Task to complete -
Please copy every line of the data in which the string "提交订单" appears.

### Given information ###

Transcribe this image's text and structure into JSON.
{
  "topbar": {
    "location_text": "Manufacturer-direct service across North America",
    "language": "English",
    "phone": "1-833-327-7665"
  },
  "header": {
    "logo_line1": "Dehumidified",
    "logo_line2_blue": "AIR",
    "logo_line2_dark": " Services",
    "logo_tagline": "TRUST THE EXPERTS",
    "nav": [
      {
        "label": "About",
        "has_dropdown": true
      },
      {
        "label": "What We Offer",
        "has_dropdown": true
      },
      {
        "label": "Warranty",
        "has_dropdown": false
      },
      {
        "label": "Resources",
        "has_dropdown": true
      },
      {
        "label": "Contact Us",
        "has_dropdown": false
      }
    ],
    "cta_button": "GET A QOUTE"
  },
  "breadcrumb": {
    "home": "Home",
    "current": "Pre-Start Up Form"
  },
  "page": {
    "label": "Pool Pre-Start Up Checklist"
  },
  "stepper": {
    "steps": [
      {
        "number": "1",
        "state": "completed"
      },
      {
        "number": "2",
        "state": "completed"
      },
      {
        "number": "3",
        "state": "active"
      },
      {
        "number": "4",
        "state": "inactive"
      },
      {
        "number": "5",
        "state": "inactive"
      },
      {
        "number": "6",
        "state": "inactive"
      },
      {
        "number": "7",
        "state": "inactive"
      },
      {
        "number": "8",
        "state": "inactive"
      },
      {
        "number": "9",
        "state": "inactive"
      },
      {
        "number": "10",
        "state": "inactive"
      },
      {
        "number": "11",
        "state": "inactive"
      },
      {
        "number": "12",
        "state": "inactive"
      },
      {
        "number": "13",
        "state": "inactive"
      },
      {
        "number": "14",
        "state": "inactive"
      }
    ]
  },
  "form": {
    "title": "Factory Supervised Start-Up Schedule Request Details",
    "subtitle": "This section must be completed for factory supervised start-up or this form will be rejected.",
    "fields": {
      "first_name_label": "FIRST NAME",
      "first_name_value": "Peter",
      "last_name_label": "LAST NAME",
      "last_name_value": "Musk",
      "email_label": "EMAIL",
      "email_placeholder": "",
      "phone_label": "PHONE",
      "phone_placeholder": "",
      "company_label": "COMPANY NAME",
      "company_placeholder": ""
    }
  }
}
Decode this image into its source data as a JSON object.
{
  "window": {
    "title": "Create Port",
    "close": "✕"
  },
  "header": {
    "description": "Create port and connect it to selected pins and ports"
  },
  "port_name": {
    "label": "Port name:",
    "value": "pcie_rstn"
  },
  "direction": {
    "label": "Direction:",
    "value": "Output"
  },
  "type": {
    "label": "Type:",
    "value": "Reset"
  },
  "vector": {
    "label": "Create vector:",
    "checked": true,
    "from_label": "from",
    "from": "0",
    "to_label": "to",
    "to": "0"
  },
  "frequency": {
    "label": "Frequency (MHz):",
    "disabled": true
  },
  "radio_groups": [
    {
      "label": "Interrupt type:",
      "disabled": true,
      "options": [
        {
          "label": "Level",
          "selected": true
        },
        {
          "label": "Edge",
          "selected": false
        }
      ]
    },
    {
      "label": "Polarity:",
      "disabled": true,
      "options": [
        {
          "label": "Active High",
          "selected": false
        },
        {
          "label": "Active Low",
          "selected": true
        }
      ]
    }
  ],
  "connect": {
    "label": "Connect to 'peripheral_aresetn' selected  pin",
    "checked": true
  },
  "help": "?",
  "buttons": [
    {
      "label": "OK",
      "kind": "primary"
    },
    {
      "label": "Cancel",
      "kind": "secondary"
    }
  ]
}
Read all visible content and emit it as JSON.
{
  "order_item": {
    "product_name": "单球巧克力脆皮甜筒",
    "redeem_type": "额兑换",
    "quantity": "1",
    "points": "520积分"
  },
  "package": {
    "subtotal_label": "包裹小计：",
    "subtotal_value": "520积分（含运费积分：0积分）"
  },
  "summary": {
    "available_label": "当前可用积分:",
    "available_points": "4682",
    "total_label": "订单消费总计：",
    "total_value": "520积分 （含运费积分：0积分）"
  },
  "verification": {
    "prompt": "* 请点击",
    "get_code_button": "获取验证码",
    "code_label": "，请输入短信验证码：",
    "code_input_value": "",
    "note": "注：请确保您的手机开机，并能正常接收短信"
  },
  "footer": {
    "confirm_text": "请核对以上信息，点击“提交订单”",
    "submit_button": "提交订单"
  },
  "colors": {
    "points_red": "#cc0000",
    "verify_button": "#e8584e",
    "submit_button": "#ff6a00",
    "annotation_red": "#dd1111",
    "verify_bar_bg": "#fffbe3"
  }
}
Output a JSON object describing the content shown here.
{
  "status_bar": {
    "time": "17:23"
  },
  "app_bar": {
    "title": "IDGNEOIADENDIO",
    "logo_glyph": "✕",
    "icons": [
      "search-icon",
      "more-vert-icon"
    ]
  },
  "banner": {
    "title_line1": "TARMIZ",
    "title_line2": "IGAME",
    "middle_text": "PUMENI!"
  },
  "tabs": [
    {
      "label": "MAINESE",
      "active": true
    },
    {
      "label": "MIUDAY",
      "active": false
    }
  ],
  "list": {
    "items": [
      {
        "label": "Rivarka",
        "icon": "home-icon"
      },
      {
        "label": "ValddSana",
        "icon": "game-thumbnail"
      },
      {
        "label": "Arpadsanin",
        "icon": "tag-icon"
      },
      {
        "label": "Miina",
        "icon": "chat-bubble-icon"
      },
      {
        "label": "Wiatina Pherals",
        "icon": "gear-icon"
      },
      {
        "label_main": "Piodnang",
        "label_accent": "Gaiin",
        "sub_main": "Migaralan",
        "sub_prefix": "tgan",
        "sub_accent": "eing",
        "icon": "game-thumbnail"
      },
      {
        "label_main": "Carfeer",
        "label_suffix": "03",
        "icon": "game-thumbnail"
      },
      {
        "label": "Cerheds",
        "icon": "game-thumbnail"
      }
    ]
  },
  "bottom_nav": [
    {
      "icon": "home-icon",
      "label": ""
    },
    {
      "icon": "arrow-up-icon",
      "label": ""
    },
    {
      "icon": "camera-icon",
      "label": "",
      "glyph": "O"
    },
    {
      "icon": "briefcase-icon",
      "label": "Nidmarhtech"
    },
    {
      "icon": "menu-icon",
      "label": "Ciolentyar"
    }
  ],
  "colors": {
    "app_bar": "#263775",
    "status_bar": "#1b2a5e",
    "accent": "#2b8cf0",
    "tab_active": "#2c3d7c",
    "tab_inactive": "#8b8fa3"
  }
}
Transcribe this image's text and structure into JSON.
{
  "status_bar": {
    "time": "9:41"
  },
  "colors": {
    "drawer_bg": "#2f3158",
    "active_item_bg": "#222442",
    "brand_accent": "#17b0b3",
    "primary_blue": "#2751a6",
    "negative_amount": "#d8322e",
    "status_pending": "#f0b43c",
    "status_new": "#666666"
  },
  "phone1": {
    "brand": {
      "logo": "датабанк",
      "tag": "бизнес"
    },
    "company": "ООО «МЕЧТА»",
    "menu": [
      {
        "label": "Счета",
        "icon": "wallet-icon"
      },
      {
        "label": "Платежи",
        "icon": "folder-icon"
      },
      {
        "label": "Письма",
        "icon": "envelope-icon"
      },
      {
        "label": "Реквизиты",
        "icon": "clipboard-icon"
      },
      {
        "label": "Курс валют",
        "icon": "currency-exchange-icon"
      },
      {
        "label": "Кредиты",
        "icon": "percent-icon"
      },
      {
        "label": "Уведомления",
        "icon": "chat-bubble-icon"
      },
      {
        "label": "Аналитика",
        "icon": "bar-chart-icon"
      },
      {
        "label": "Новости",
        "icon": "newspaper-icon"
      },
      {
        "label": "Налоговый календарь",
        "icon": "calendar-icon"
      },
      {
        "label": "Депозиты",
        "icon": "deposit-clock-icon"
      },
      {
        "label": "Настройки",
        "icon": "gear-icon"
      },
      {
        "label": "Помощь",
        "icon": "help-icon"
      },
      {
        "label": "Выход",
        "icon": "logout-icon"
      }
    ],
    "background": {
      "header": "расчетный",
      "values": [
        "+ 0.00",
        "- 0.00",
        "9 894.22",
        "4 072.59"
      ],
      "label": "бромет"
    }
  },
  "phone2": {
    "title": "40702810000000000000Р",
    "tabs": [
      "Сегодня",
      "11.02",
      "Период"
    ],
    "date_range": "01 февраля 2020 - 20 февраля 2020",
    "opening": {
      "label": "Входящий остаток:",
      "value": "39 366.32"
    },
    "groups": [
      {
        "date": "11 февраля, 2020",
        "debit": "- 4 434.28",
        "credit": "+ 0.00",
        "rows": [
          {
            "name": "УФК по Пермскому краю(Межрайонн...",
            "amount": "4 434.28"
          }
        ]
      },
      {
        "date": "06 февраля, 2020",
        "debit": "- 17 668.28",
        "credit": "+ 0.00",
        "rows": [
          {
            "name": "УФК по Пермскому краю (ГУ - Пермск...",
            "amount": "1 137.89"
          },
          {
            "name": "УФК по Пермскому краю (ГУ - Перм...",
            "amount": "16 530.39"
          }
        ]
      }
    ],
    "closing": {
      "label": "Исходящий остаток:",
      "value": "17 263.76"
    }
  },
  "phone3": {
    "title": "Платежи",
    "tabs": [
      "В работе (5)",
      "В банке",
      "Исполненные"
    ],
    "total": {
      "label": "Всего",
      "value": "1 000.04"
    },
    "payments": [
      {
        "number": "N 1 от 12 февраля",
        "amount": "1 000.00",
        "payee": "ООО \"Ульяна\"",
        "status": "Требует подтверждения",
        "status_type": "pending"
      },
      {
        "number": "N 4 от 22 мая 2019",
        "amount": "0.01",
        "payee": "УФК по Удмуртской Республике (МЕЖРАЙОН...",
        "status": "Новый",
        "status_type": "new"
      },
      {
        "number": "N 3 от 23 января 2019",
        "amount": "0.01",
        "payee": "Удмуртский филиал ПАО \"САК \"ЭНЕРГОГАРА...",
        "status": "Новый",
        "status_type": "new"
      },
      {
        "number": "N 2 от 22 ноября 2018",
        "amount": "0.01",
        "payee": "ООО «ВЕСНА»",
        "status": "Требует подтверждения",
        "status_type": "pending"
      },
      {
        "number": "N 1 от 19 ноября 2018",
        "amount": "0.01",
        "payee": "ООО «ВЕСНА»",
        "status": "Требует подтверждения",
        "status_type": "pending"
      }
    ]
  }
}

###

Task result -
    "confirm_text": "请核对以上信息，点击“提交订单”",
    "submit_button": "提交订单"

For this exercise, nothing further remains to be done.